THE PROBLEM —
A word-for-word copy of the records that follow is needed, with every picture omitted.

Element data from apps and pages
■ ■ ■ ■ ■
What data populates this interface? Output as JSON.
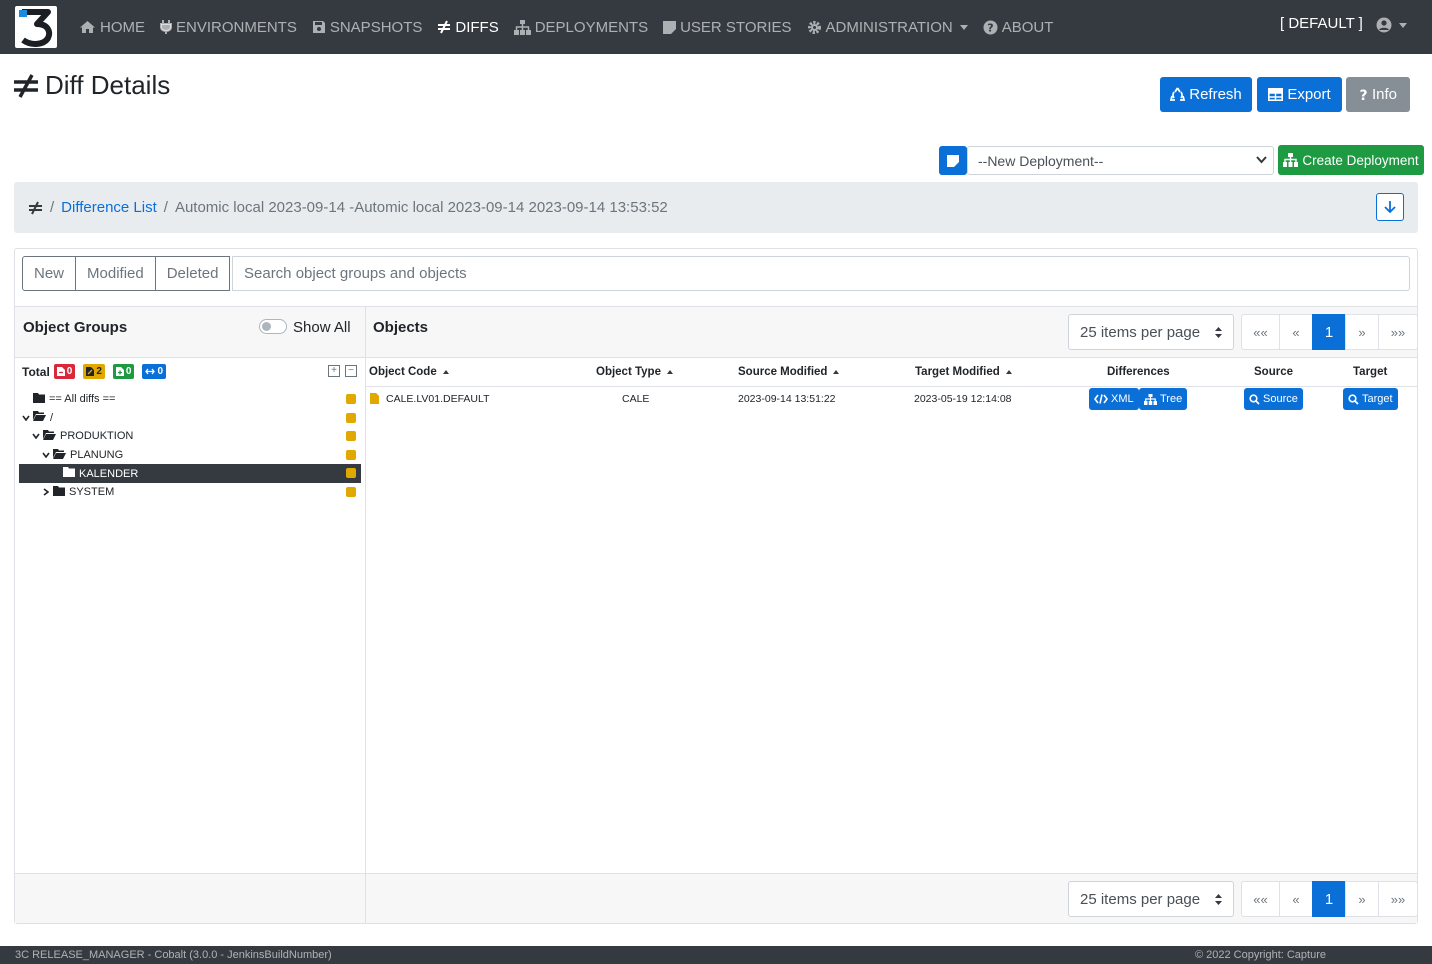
{
  "nav": {
    "items": [
      {
        "label": "HOME",
        "icon": "home-icon"
      },
      {
        "label": "ENVIRONMENTS",
        "icon": "plug-icon"
      },
      {
        "label": "SNAPSHOTS",
        "icon": "save-icon"
      },
      {
        "label": "DIFFS",
        "icon": "not-equal-icon",
        "active": true
      },
      {
        "label": "DEPLOYMENTS",
        "icon": "sitemap-icon"
      },
      {
        "label": "USER STORIES",
        "icon": "sticky-note-icon"
      },
      {
        "label": "ADMINISTRATION",
        "icon": "gear-icon",
        "dropdown": true
      },
      {
        "label": "ABOUT",
        "icon": "question-circle-icon"
      }
    ],
    "environment": "[ DEFAULT ]"
  },
  "header": {
    "title": "Diff Details",
    "refresh_label": "Refresh",
    "export_label": "Export",
    "info_label": "Info"
  },
  "deployment": {
    "selected": "--New Deployment--",
    "create_label": "Create Deployment"
  },
  "breadcrumb": {
    "link": "Difference List",
    "current": "Automic local 2023-09-14 -Automic local 2023-09-14 2023-09-14 13:53:52"
  },
  "filters": {
    "new_label": "New",
    "modified_label": "Modified",
    "deleted_label": "Deleted",
    "search_placeholder": "Search object groups and objects"
  },
  "groups": {
    "title": "Object Groups",
    "show_all_label": "Show All",
    "total_label": "Total",
    "counts": {
      "deleted": "0",
      "modified": "2",
      "new": "0",
      "moved": "0"
    },
    "tree": [
      {
        "label": "== All diffs ==",
        "level": 0,
        "toggle": "",
        "open": false
      },
      {
        "label": "/",
        "level": 0,
        "toggle": "down",
        "open": true
      },
      {
        "label": "PRODUKTION",
        "level": 1,
        "toggle": "down",
        "open": true
      },
      {
        "label": "PLANUNG",
        "level": 2,
        "toggle": "down",
        "open": true
      },
      {
        "label": "KALENDER",
        "level": 3,
        "toggle": "",
        "open": false,
        "selected": true
      },
      {
        "label": "SYSTEM",
        "level": 2,
        "toggle": "right",
        "open": false
      }
    ]
  },
  "objects": {
    "title": "Objects",
    "items_per_page": "25 items per page",
    "pager": {
      "first": "««",
      "prev": "«",
      "current": "1",
      "next": "»",
      "last": "»»"
    },
    "columns": {
      "code": "Object Code",
      "type": "Object Type",
      "source_modified": "Source Modified",
      "target_modified": "Target Modified",
      "differences": "Differences",
      "source": "Source",
      "target": "Target"
    },
    "rows": [
      {
        "code": "CALE.LV01.DEFAULT",
        "type": "CALE",
        "source_modified": "2023-09-14 13:51:22",
        "target_modified": "2023-05-19 12:14:08",
        "xml_label": "XML",
        "tree_label": "Tree",
        "source_label": "Source",
        "target_label": "Target"
      }
    ]
  },
  "footer": {
    "left": "3C RELEASE_MANAGER - Cobalt (3.0.0 - JenkinsBuildNumber)",
    "right": "© 2022 Copyright: Capture"
  },
  "colors": {
    "navbar": "#343a40",
    "primary": "#0b6fd8",
    "success": "#1e9a43",
    "danger": "#d9283a",
    "warning": "#e0a800",
    "secondary": "#868e96"
  }
}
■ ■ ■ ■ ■
REPLY TO THE TASK —
What data populates this interface? Output as JSON.
{
  "nav": {
    "items": [
      {
        "label": "HOME",
        "icon": "home-icon"
      },
      {
        "label": "ENVIRONMENTS",
        "icon": "plug-icon"
      },
      {
        "label": "SNAPSHOTS",
        "icon": "save-icon"
      },
      {
        "label": "DIFFS",
        "icon": "not-equal-icon",
        "active": true
      },
      {
        "label": "DEPLOYMENTS",
        "icon": "sitemap-icon"
      },
      {
        "label": "USER STORIES",
        "icon": "sticky-note-icon"
      },
      {
        "label": "ADMINISTRATION",
        "icon": "gear-icon",
        "dropdown": true
      },
      {
        "label": "ABOUT",
        "icon": "question-circle-icon"
      }
    ],
    "environment": "[ DEFAULT ]"
  },
  "header": {
    "title": "Diff Details",
    "refresh_label": "Refresh",
    "export_label": "Export",
    "info_label": "Info"
  },
  "deployment": {
    "selected": "--New Deployment--",
    "create_label": "Create Deployment"
  },
  "breadcrumb": {
    "link": "Difference List",
    "current": "Automic local 2023-09-14 -Automic local 2023-09-14 2023-09-14 13:53:52"
  },
  "filters": {
    "new_label": "New",
    "modified_label": "Modified",
    "deleted_label": "Deleted",
    "search_placeholder": "Search object groups and objects"
  },
  "groups": {
    "title": "Object Groups",
    "show_all_label": "Show All",
    "total_label": "Total",
    "counts": {
      "deleted": "0",
      "modified": "2",
      "new": "0",
      "moved": "0"
    },
    "tree": [
      {
        "label": "== All diffs ==",
        "level": 0,
        "toggle": "",
        "open": false
      },
      {
        "label": "/",
        "level": 0,
        "toggle": "down",
        "open": true
      },
      {
        "label": "PRODUKTION",
        "level": 1,
        "toggle": "down",
        "open": true
      },
      {
        "label": "PLANUNG",
        "level": 2,
        "toggle": "down",
        "open": true
      },
      {
        "label": "KALENDER",
        "level": 3,
        "toggle": "",
        "open": false,
        "selected": true
      },
      {
        "label": "SYSTEM",
        "level": 2,
        "toggle": "right",
        "open": false
      }
    ]
  },
  "objects": {
    "title": "Objects",
    "items_per_page": "25 items per page",
    "pager": {
      "first": "««",
      "prev": "«",
      "current": "1",
      "next": "»",
      "last": "»»"
    },
    "columns": {
      "code": "Object Code",
      "type": "Object Type",
      "source_modified": "Source Modified",
      "target_modified": "Target Modified",
      "differences": "Differences",
      "source": "Source",
      "target": "Target"
    },
    "rows": [
      {
        "code": "CALE.LV01.DEFAULT",
        "type": "CALE",
        "source_modified": "2023-09-14 13:51:22",
        "target_modified": "2023-05-19 12:14:08",
        "xml_label": "XML",
        "tree_label": "Tree",
        "source_label": "Source",
        "target_label": "Target"
      }
    ]
  },
  "footer": {
    "left": "3C RELEASE_MANAGER - Cobalt (3.0.0 - JenkinsBuildNumber)",
    "right": "© 2022 Copyright: Capture"
  },
  "colors": {
    "navbar": "#343a40",
    "primary": "#0b6fd8",
    "success": "#1e9a43",
    "danger": "#d9283a",
    "warning": "#e0a800",
    "secondary": "#868e96"
  }
}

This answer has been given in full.